*Exercise goal*.
Print all of the records. Exclude the images.

________________________

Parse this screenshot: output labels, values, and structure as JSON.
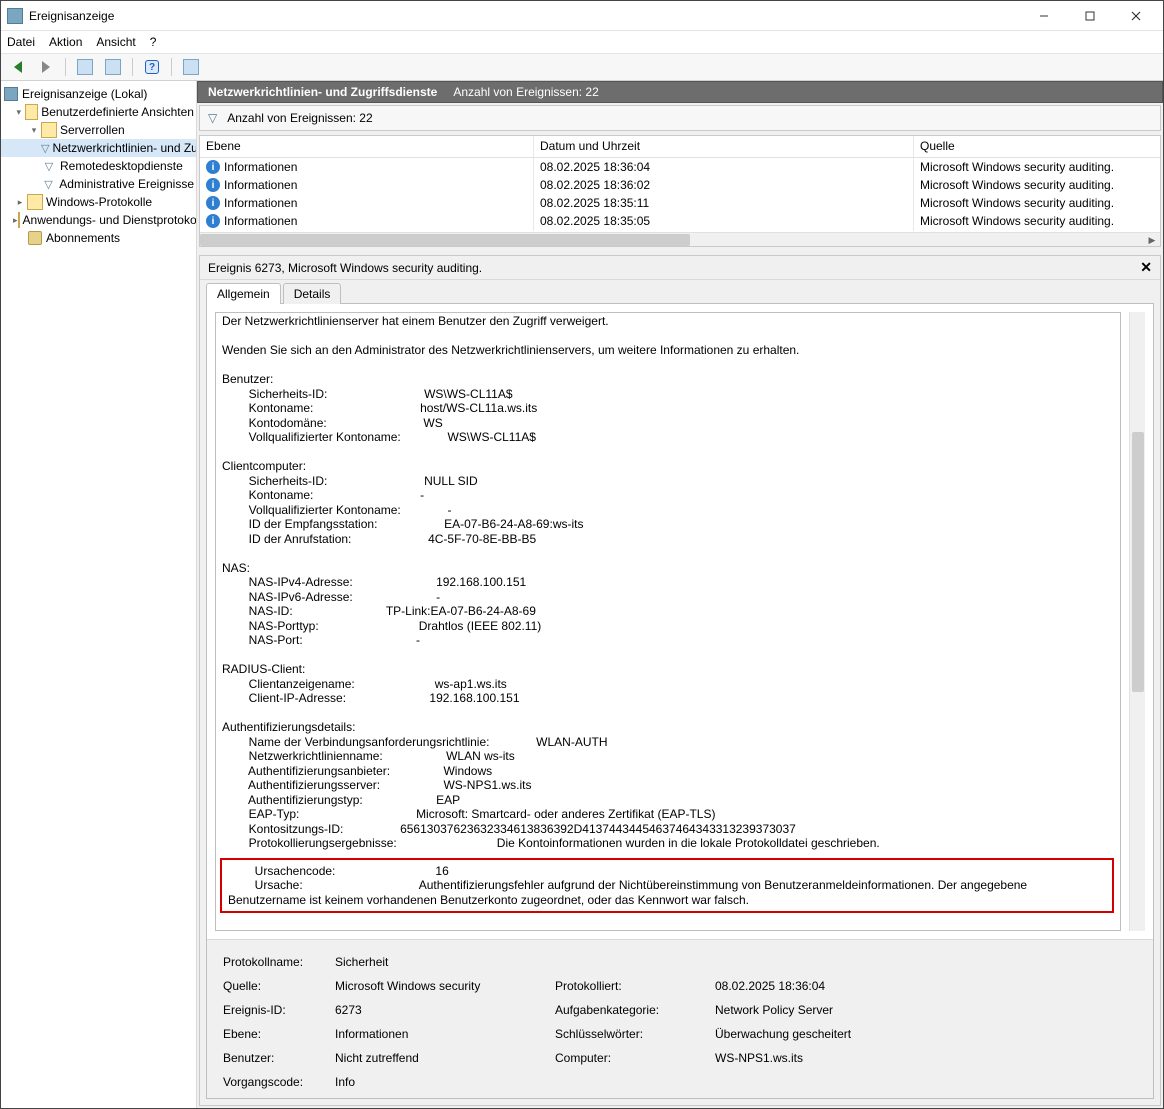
{
  "window": {
    "title": "Ereignisanzeige"
  },
  "menu": {
    "file": "Datei",
    "action": "Aktion",
    "view": "Ansicht",
    "help": "?"
  },
  "tree": {
    "root": "Ereignisanzeige (Lokal)",
    "custom_views": "Benutzerdefinierte Ansichten",
    "server_roles": "Serverrollen",
    "nps": "Netzwerkrichtlinien- und Zugriffsdienste",
    "rds": "Remotedesktopdienste",
    "admin_events": "Administrative Ereignisse",
    "win_logs": "Windows-Protokolle",
    "app_services": "Anwendungs- und Dienstprotokolle",
    "subscriptions": "Abonnements"
  },
  "category": {
    "title": "Netzwerkrichtlinien- und Zugriffsdienste",
    "count_label": "Anzahl von Ereignissen: 22"
  },
  "filterbar": {
    "count_label": "Anzahl von Ereignissen: 22"
  },
  "columns": {
    "level": "Ebene",
    "datetime": "Datum und Uhrzeit",
    "source": "Quelle"
  },
  "events": [
    {
      "level": "Informationen",
      "datetime": "08.02.2025 18:36:04",
      "source": "Microsoft Windows security auditing."
    },
    {
      "level": "Informationen",
      "datetime": "08.02.2025 18:36:02",
      "source": "Microsoft Windows security auditing."
    },
    {
      "level": "Informationen",
      "datetime": "08.02.2025 18:35:11",
      "source": "Microsoft Windows security auditing."
    },
    {
      "level": "Informationen",
      "datetime": "08.02.2025 18:35:05",
      "source": "Microsoft Windows security auditing."
    }
  ],
  "detail": {
    "title": "Ereignis 6273, Microsoft Windows security auditing.",
    "tab_general": "Allgemein",
    "tab_details": "Details",
    "body": {
      "intro1": "Der Netzwerkrichtlinienserver hat einem Benutzer den Zugriff verweigert.",
      "intro2": "Wenden Sie sich an den Administrator des Netzwerkrichtlinienservers, um weitere Informationen zu erhalten.",
      "user_header": "Benutzer:",
      "user": {
        "sid_l": "Sicherheits-ID:",
        "sid_v": "WS\\WS-CL11A$",
        "acct_l": "Kontoname:",
        "acct_v": "host/WS-CL11a.ws.its",
        "dom_l": "Kontodomäne:",
        "dom_v": "WS",
        "fqan_l": "Vollqualifizierter Kontoname:",
        "fqan_v": "WS\\WS-CL11A$"
      },
      "client_header": "Clientcomputer:",
      "client": {
        "sid_l": "Sicherheits-ID:",
        "sid_v": "NULL SID",
        "acct_l": "Kontoname:",
        "acct_v": "-",
        "fqan_l": "Vollqualifizierter Kontoname:",
        "fqan_v": "-",
        "called_l": "ID der Empfangsstation:",
        "called_v": "EA-07-B6-24-A8-69:ws-its",
        "calling_l": "ID der Anrufstation:",
        "calling_v": "4C-5F-70-8E-BB-B5"
      },
      "nas_header": "NAS:",
      "nas": {
        "ipv4_l": "NAS-IPv4-Adresse:",
        "ipv4_v": "192.168.100.151",
        "ipv6_l": "NAS-IPv6-Adresse:",
        "ipv6_v": "-",
        "id_l": "NAS-ID:",
        "id_v": "TP-Link:EA-07-B6-24-A8-69",
        "ptype_l": "NAS-Porttyp:",
        "ptype_v": "Drahtlos (IEEE 802.11)",
        "port_l": "NAS-Port:",
        "port_v": "-"
      },
      "radius_header": "RADIUS-Client:",
      "radius": {
        "fname_l": "Clientanzeigename:",
        "fname_v": "ws-ap1.ws.its",
        "ip_l": "Client-IP-Adresse:",
        "ip_v": "192.168.100.151"
      },
      "auth_header": "Authentifizierungsdetails:",
      "auth": {
        "crp_l": "Name der Verbindungsanforderungsrichtlinie:",
        "crp_v": "WLAN-AUTH",
        "np_l": "Netzwerkrichtlinienname:",
        "np_v": "WLAN ws-its",
        "prov_l": "Authentifizierungsanbieter:",
        "prov_v": "Windows",
        "srv_l": "Authentifizierungsserver:",
        "srv_v": "WS-NPS1.ws.its",
        "type_l": "Authentifizierungstyp:",
        "type_v": "EAP",
        "eap_l": "EAP-Typ:",
        "eap_v": "Microsoft: Smartcard- oder anderes Zertifikat (EAP-TLS)",
        "sess_l": "Kontositzungs-ID:",
        "sess_v": "65613037623632334613836392D41374434454637464343313239373037",
        "log_l": "Protokollierungsergebnisse:",
        "log_v": "Die Kontoinformationen wurden in die lokale Protokolldatei geschrieben."
      },
      "reason": {
        "code_l": "Ursachencode:",
        "code_v": "16",
        "reason_l": "Ursache:",
        "reason_v": "Authentifizierungsfehler aufgrund der Nichtübereinstimmung von Benutzeranmeldeinformationen. Der angegebene",
        "reason_v2": "Benutzername ist keinem vorhandenen Benutzerkonto zugeordnet, oder das Kennwort war falsch."
      }
    },
    "summary": {
      "log_l": "Protokollname:",
      "log_v": "Sicherheit",
      "src_l": "Quelle:",
      "src_v": "Microsoft Windows security",
      "logged_l": "Protokolliert:",
      "logged_v": "08.02.2025 18:36:04",
      "eid_l": "Ereignis-ID:",
      "eid_v": "6273",
      "cat_l": "Aufgabenkategorie:",
      "cat_v": "Network Policy Server",
      "lvl_l": "Ebene:",
      "lvl_v": "Informationen",
      "kw_l": "Schlüsselwörter:",
      "kw_v": "Überwachung gescheitert",
      "usr_l": "Benutzer:",
      "usr_v": "Nicht zutreffend",
      "cmp_l": "Computer:",
      "cmp_v": "WS-NPS1.ws.its",
      "op_l": "Vorgangscode:",
      "op_v": "Info"
    }
  }
}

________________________

*Response area*.
Parse this screenshot: output labels, values, and structure as JSON.
{
  "window": {
    "title": "Ereignisanzeige"
  },
  "menu": {
    "file": "Datei",
    "action": "Aktion",
    "view": "Ansicht",
    "help": "?"
  },
  "tree": {
    "root": "Ereignisanzeige (Lokal)",
    "custom_views": "Benutzerdefinierte Ansichten",
    "server_roles": "Serverrollen",
    "nps": "Netzwerkrichtlinien- und Zugriffsdienste",
    "rds": "Remotedesktopdienste",
    "admin_events": "Administrative Ereignisse",
    "win_logs": "Windows-Protokolle",
    "app_services": "Anwendungs- und Dienstprotokolle",
    "subscriptions": "Abonnements"
  },
  "category": {
    "title": "Netzwerkrichtlinien- und Zugriffsdienste",
    "count_label": "Anzahl von Ereignissen: 22"
  },
  "filterbar": {
    "count_label": "Anzahl von Ereignissen: 22"
  },
  "columns": {
    "level": "Ebene",
    "datetime": "Datum und Uhrzeit",
    "source": "Quelle"
  },
  "events": [
    {
      "level": "Informationen",
      "datetime": "08.02.2025 18:36:04",
      "source": "Microsoft Windows security auditing."
    },
    {
      "level": "Informationen",
      "datetime": "08.02.2025 18:36:02",
      "source": "Microsoft Windows security auditing."
    },
    {
      "level": "Informationen",
      "datetime": "08.02.2025 18:35:11",
      "source": "Microsoft Windows security auditing."
    },
    {
      "level": "Informationen",
      "datetime": "08.02.2025 18:35:05",
      "source": "Microsoft Windows security auditing."
    }
  ],
  "detail": {
    "title": "Ereignis 6273, Microsoft Windows security auditing.",
    "tab_general": "Allgemein",
    "tab_details": "Details",
    "body": {
      "intro1": "Der Netzwerkrichtlinienserver hat einem Benutzer den Zugriff verweigert.",
      "intro2": "Wenden Sie sich an den Administrator des Netzwerkrichtlinienservers, um weitere Informationen zu erhalten.",
      "user_header": "Benutzer:",
      "user": {
        "sid_l": "Sicherheits-ID:",
        "sid_v": "WS\\WS-CL11A$",
        "acct_l": "Kontoname:",
        "acct_v": "host/WS-CL11a.ws.its",
        "dom_l": "Kontodomäne:",
        "dom_v": "WS",
        "fqan_l": "Vollqualifizierter Kontoname:",
        "fqan_v": "WS\\WS-CL11A$"
      },
      "client_header": "Clientcomputer:",
      "client": {
        "sid_l": "Sicherheits-ID:",
        "sid_v": "NULL SID",
        "acct_l": "Kontoname:",
        "acct_v": "-",
        "fqan_l": "Vollqualifizierter Kontoname:",
        "fqan_v": "-",
        "called_l": "ID der Empfangsstation:",
        "called_v": "EA-07-B6-24-A8-69:ws-its",
        "calling_l": "ID der Anrufstation:",
        "calling_v": "4C-5F-70-8E-BB-B5"
      },
      "nas_header": "NAS:",
      "nas": {
        "ipv4_l": "NAS-IPv4-Adresse:",
        "ipv4_v": "192.168.100.151",
        "ipv6_l": "NAS-IPv6-Adresse:",
        "ipv6_v": "-",
        "id_l": "NAS-ID:",
        "id_v": "TP-Link:EA-07-B6-24-A8-69",
        "ptype_l": "NAS-Porttyp:",
        "ptype_v": "Drahtlos (IEEE 802.11)",
        "port_l": "NAS-Port:",
        "port_v": "-"
      },
      "radius_header": "RADIUS-Client:",
      "radius": {
        "fname_l": "Clientanzeigename:",
        "fname_v": "ws-ap1.ws.its",
        "ip_l": "Client-IP-Adresse:",
        "ip_v": "192.168.100.151"
      },
      "auth_header": "Authentifizierungsdetails:",
      "auth": {
        "crp_l": "Name der Verbindungsanforderungsrichtlinie:",
        "crp_v": "WLAN-AUTH",
        "np_l": "Netzwerkrichtlinienname:",
        "np_v": "WLAN ws-its",
        "prov_l": "Authentifizierungsanbieter:",
        "prov_v": "Windows",
        "srv_l": "Authentifizierungsserver:",
        "srv_v": "WS-NPS1.ws.its",
        "type_l": "Authentifizierungstyp:",
        "type_v": "EAP",
        "eap_l": "EAP-Typ:",
        "eap_v": "Microsoft: Smartcard- oder anderes Zertifikat (EAP-TLS)",
        "sess_l": "Kontositzungs-ID:",
        "sess_v": "65613037623632334613836392D41374434454637464343313239373037",
        "log_l": "Protokollierungsergebnisse:",
        "log_v": "Die Kontoinformationen wurden in die lokale Protokolldatei geschrieben."
      },
      "reason": {
        "code_l": "Ursachencode:",
        "code_v": "16",
        "reason_l": "Ursache:",
        "reason_v": "Authentifizierungsfehler aufgrund der Nichtübereinstimmung von Benutzeranmeldeinformationen. Der angegebene",
        "reason_v2": "Benutzername ist keinem vorhandenen Benutzerkonto zugeordnet, oder das Kennwort war falsch."
      }
    },
    "summary": {
      "log_l": "Protokollname:",
      "log_v": "Sicherheit",
      "src_l": "Quelle:",
      "src_v": "Microsoft Windows security",
      "logged_l": "Protokolliert:",
      "logged_v": "08.02.2025 18:36:04",
      "eid_l": "Ereignis-ID:",
      "eid_v": "6273",
      "cat_l": "Aufgabenkategorie:",
      "cat_v": "Network Policy Server",
      "lvl_l": "Ebene:",
      "lvl_v": "Informationen",
      "kw_l": "Schlüsselwörter:",
      "kw_v": "Überwachung gescheitert",
      "usr_l": "Benutzer:",
      "usr_v": "Nicht zutreffend",
      "cmp_l": "Computer:",
      "cmp_v": "WS-NPS1.ws.its",
      "op_l": "Vorgangscode:",
      "op_v": "Info"
    }
  }
}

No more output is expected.